How many great darkly fantastic cinema tales have we seen where a character arrives at a place that is somewhat dark and spooky? In this particular case, it is not the acting that usually creates that atmosphere, but in fact it’s the set-building, the lighting, the props people – these are the people who have done the magic to draw the audience in.

All of which Robin has an eye for – either on purpose or instinct drawn from his experience in television. So once the building gets dark and Neil is wandering through rooms without end and getting lost, the spookiness is real and palpable. I have no idea whether this story is going to get as dark and violent as all its predecessors, but I love it based on atmosphere alone.
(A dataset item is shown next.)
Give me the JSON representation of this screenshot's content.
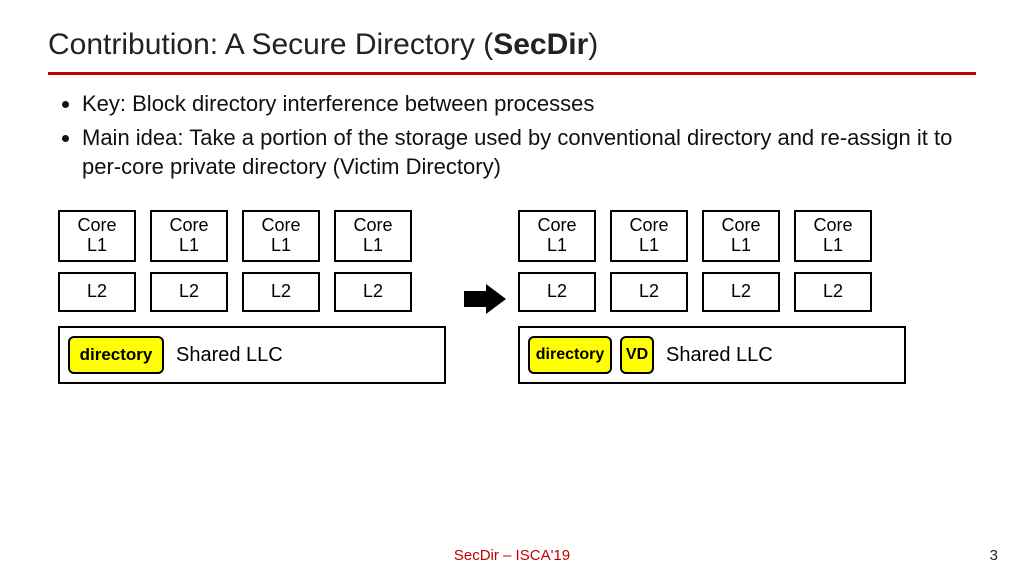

Then, the other part that I love is that for the first time – that I’ve spotted so far – Robin’s books are connecting with another well-established fantasy world: that of Wagner’s Ring Cycle! More correctly, he is probably drawing on the ancient Norse myths which inspired Wagner to write the Ring Cycle operas (and later Tolkien as well), but I’ll talk about Wagner because I used to be a huge fan of the Ring Cycle in my younger days. (That was before I had three kids and struggled to find time to listen to a 16-hour-operatic tetralogy). The part that I’m thinking of is the beginning of the final opera of the four, Twilight of the Gods (which translates, as only German can, into one single word: Götterdämmerung). In the opening scene, three Norns appear – three sisters weaving the loom of fate.

I’m pretty sure they also explain in that scene – if not, then it’s somewhere – about the concept of the World Ash Tree, from which all things arise.

There is also, of course, the concept of the Triple Goddess as well: the mother, the maiden and the crone, which is being drawn on here too.

Normally, this would be all very grand and operatic, but in the Jarvis version, the sisters are stuck in a corner of East London, perhaps even going senile. And the remainders of the ash tree are sitting in an old water fountain out in the backyard. It’s understated and brilliant and we know it’s all going to come alive.